North Korea's human rights issue may get "more emphasis" in the US House of Representatives with the Democrats winning back control in last week's midterm elections, a former US diplomat said Thursday.
Kathleen Stephens, who served as ambassador to South Korea from 2008-2011, made the remarks, noting that President Donald Trump has not paid much attention to the issue in the wake of his summit with North Korean leader Kim Jong-un in Singapore in June.
Kathleen Stephens, former U.S. ambassador to South Korea, speaks during a seminar on the political and economic implications of the Nov. 6 U.S. midterm elections in Seoul on Nov. 15, 2018 in this photo provided by the Korea Institute for International Economic Policy. (Yonhap)
"I think it is notable that the North Korean human rights act was extended after the Singapore summit by the Congress, indicating continued congressional interest in staying engaged on that," she said, referring to the law aimed at promoting rights and freedom in the North.
"That is actually one of the very few bipartisan pieces of legislation passed by the Congress during the Trump era.

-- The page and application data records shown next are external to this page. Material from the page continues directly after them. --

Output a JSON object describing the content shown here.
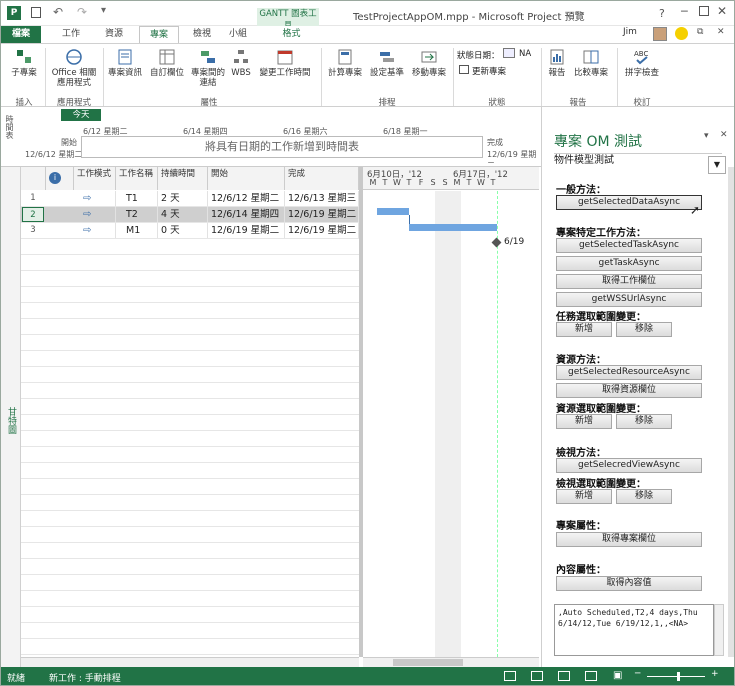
{
  "titlebar": {
    "title": "TestProjectAppOM.mpp - Microsoft Project 預覽",
    "context_tab_group": "GANTT 圖表工具",
    "user": "Jim",
    "help": "?"
  },
  "tabs": [
    "檔案",
    "工作",
    "資源",
    "專案",
    "檢視",
    "小組",
    "格式"
  ],
  "ribbon": {
    "groups": [
      {
        "label": "插入",
        "items": [
          "子專案"
        ]
      },
      {
        "label": "應用程式",
        "items": [
          "Office 相關應用程式"
        ]
      },
      {
        "label": "屬性",
        "items": [
          "專案資訊",
          "自訂欄位",
          "專案間的連結",
          "WBS",
          "變更工作時間"
        ]
      },
      {
        "label": "排程",
        "items": [
          "計算專案",
          "設定基準",
          "移動專案"
        ]
      },
      {
        "label": "狀態",
        "items": [
          "狀態日期：",
          "NA",
          "更新專案"
        ]
      },
      {
        "label": "報告",
        "items": [
          "報告",
          "比較專案"
        ]
      },
      {
        "label": "校訂",
        "items": [
          "拼字檢查"
        ]
      }
    ]
  },
  "timeline": {
    "side_label": "時間表",
    "today": "今天",
    "start_label": "開始",
    "start_date": "12/6/12 星期二",
    "finish_label": "完成",
    "finish_date": "12/6/19 星期二",
    "ticks": [
      "6/12 星期二",
      "6/14 星期四",
      "6/16 星期六",
      "6/18 星期一"
    ],
    "placeholder": "將具有日期的工作新增到時間表"
  },
  "grid": {
    "side_label": "甘特圖",
    "columns": [
      "工作模式",
      "工作名稱",
      "持續時間",
      "開始",
      "完成"
    ],
    "rows": [
      {
        "num": "1",
        "name": "T1",
        "duration": "2 天",
        "start": "12/6/12 星期二",
        "finish": "12/6/13 星期三"
      },
      {
        "num": "2",
        "name": "T2",
        "duration": "4 天",
        "start": "12/6/14 星期四",
        "finish": "12/6/19 星期二"
      },
      {
        "num": "3",
        "name": "M1",
        "duration": "0 天",
        "start": "12/6/19 星期二",
        "finish": "12/6/19 星期二"
      }
    ],
    "gantt_weeks": [
      "6月10日，'12",
      "6月17日，'12"
    ],
    "gantt_days": [
      "M",
      "T",
      "W",
      "T",
      "F",
      "S",
      "S",
      "M",
      "T",
      "W",
      "T"
    ],
    "milestone_label": "6/19"
  },
  "pane": {
    "title": "專案 OM 測試",
    "dropdown": "物件模型測試",
    "sections": {
      "general": "一般方法：",
      "project_methods": "專案特定工作方法：",
      "task_sel": "任務選取範圍變更：",
      "resource_methods": "資源方法：",
      "resource_sel": "資源選取範圍變更：",
      "view_methods": "檢視方法：",
      "view_sel": "檢視選取範圍變更：",
      "project_props": "專案屬性：",
      "content_props": "內容屬性："
    },
    "buttons": {
      "getSelectedDataAsync": "getSelectedDataAsync",
      "getSelectedTaskAsync": "getSelectedTaskAsync",
      "getTaskAsync": "getTaskAsync",
      "getTaskField": "取得工作欄位",
      "getWSSUrlAsync": "getWSSUrlAsync",
      "add": "新增",
      "remove": "移除",
      "getSelectedResourceAsync": "getSelectedResourceAsync",
      "getResourceField": "取得資源欄位",
      "getSelectedViewAsync": "getSelecredViewAsync",
      "getProjectField": "取得專案欄位",
      "getContent": "取得內容值"
    },
    "output": ",Auto Scheduled,T2,4 days,Thu 6/14/12,Tue 6/19/12,1,,<NA>"
  },
  "status": {
    "ready": "就緒",
    "new_tasks": "新工作 : 手動排程"
  }
}
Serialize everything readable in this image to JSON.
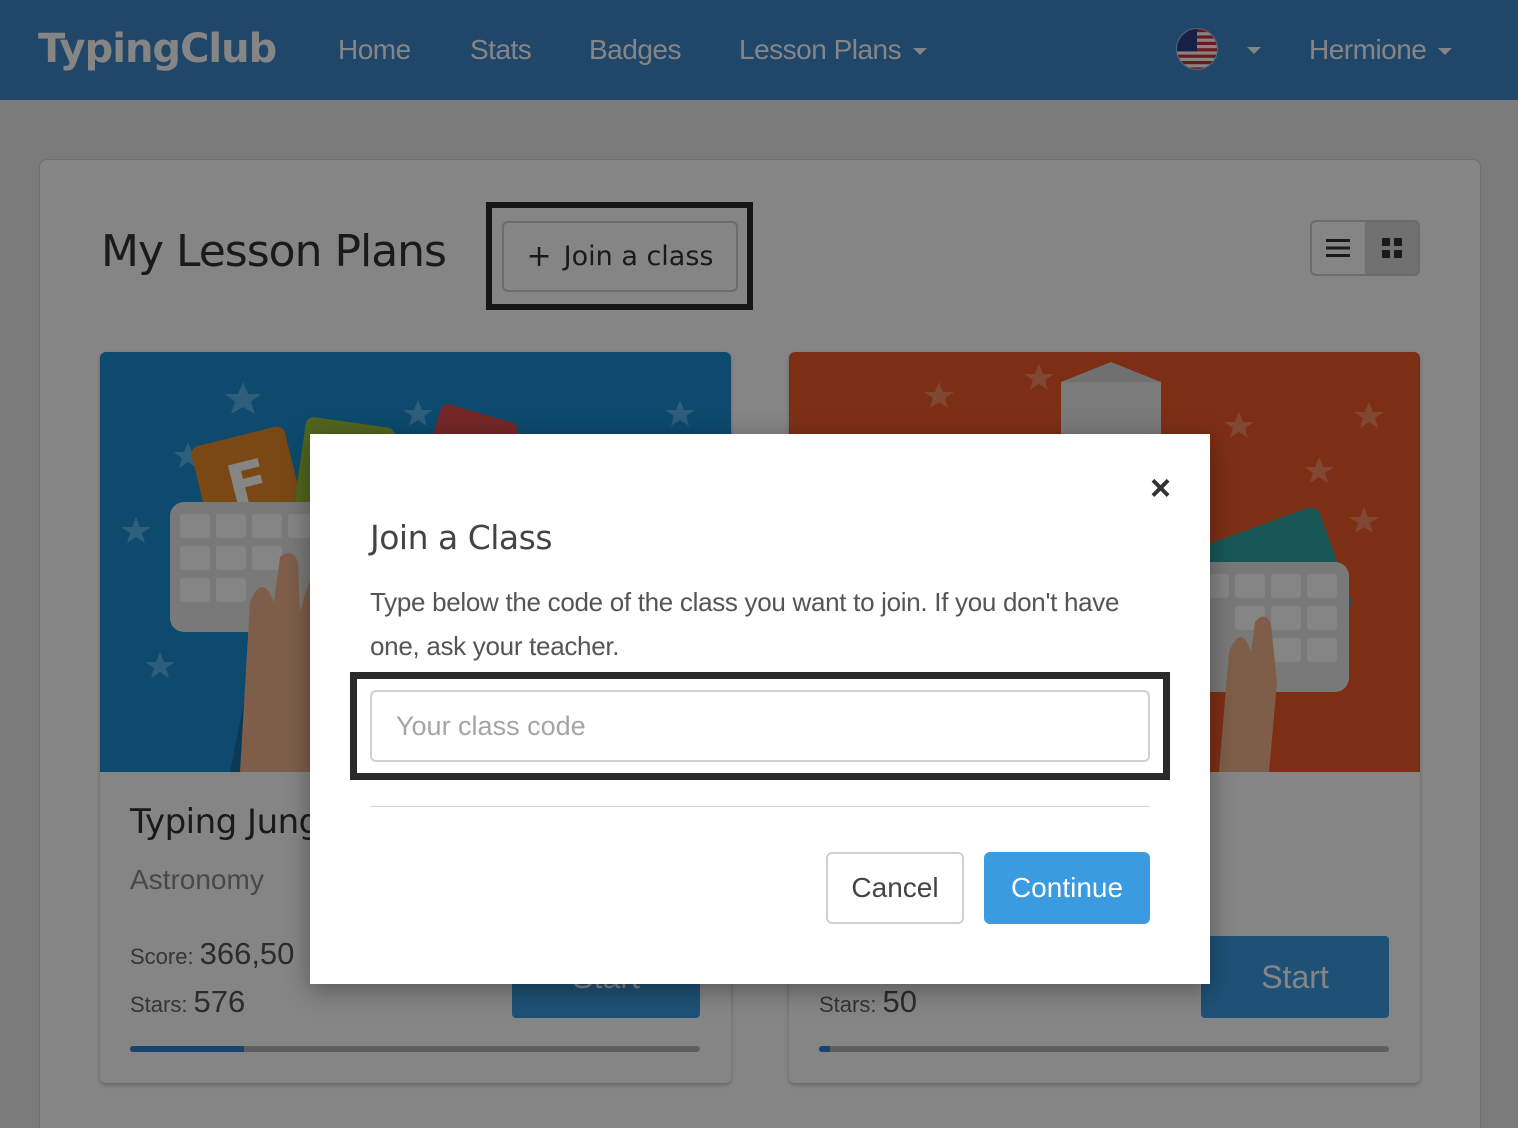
{
  "nav": {
    "brand": "TypingClub",
    "items": [
      {
        "label": "Home"
      },
      {
        "label": "Stats"
      },
      {
        "label": "Badges"
      },
      {
        "label": "Lesson Plans"
      }
    ],
    "language_icon": "us-flag-icon",
    "user_name": "Hermione"
  },
  "page": {
    "title": "My Lesson Plans",
    "join_button_label": "Join a class",
    "view_icons": [
      "list-view-icon",
      "grid-view-icon"
    ]
  },
  "lesson_cards": [
    {
      "title": "Typing Jung",
      "subtitle": "Astronomy",
      "score_label": "Score:",
      "score_value": "366,50",
      "stars_label": "Stars:",
      "stars_value": "576",
      "start_label": "Start",
      "progress_fraction": 0.2
    },
    {
      "stars_label": "Stars:",
      "stars_value": "50",
      "start_label": "Start",
      "progress_fraction": 0.02
    }
  ],
  "modal": {
    "title": "Join a Class",
    "description": "Type below the code of the class you want to join. If you don't have one, ask your teacher.",
    "input_placeholder": "Your class code",
    "input_value": "",
    "cancel_label": "Cancel",
    "continue_label": "Continue",
    "close_glyph": "×"
  },
  "colors": {
    "nav_bg": "#3e87c9",
    "primary_button": "#3a9be0",
    "card1_art": "#1a8fd3",
    "card2_art": "#f05a2b"
  }
}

That bipartisan interest will continue and may be given additional emphasis in the Democratic-led House," she added.
Stephens was attending a seminar on the political and economic implications of the Nov. 6 midterm elections, which was hosted by the Korea Institute for International Economic Policy and Korea Economic Institute of America.
Last year and early this year, Trump highlighted Pyongyang's woeful human rights records, sparking speculation that he could leverage the issue to bring the North out for dialogue on its denuclearization.
During his parliamentary speech in Seoul in November last year, Trump depicted the reclusive regime as a "hell no person deserves," saying the world has watched the "results of a tragic experiment in a laboratory of history."
However, the US president has refrained from verbal attacks on the North's rights issue that could derail diplomacy for its denuclearization and a lasting peace on the divided peninsula.
As an impact of the midterm elections on US foreign policy, observers said that Washington officials will come under tighter scrutiny as Democrats will have more ability to investigate, demand documentation and question government officials.
But Stanley Roth, former US assistant secretary of state for East Asian and Pacific affairs, does not think that the congressional role is that crucial.
"I think that Congress is going to be paralyzed. The congress has been paralyzed, as you know, during at least the first couple years of the Trump presidency. Particularly, very little legislation passes when you have a divided congress," he said at the seminar.
"Don't expect a whole different political universe because it is not. Still, Democrats will need Republicans to pass any legislation and they have to get the Senate to go along and they have to get Trump to sign it," he added.
What is more worrisome for Roth is difference in strategies Seoul and Washington have put in place to achieve their shared goal of Pyongyang's denuclearization.
Roth noted that South Korea appears to be prioritizing moving quickly to improve cross-border relations and reducing tensions, while the US places a major priority on denuclearization or at least significant progress on denuclearization.
"This difference in strategy could be consequential under a scenario in which there is a lack of progress in ROK-DPRK or US-DPRK relations," he said, referring to the acronyms for South and North Korea's official names, the Republic of Korea and Democratic People's Republic of Korea.
"The worst case scenario, which I believe is highly unlikely, but not impossible in the Trump administration, is that the US government could even consider sanctions if the ROK is perceived as ignoring, violating or breaking UN sanctions," he added.
Roth also expressed concerns over the possibility that Trump could "give away the store" should he meet the North Korean leader for a second summit. He raised the possibility that Trump could announce his intention to order a review of US force posture in South Korea.
"I am choosing my words very carefully, meaning I don't think President Trump could go as far as announcing an actual US troop withdrawal in the absence of some major concessions by the North," he said.
"But I can easily envision President Trump saying that he sees US troop withdrawal as the ultimate endgame, hopefully after major progress has been achieved in US-DPRK negotiations," he added. (Yonhap)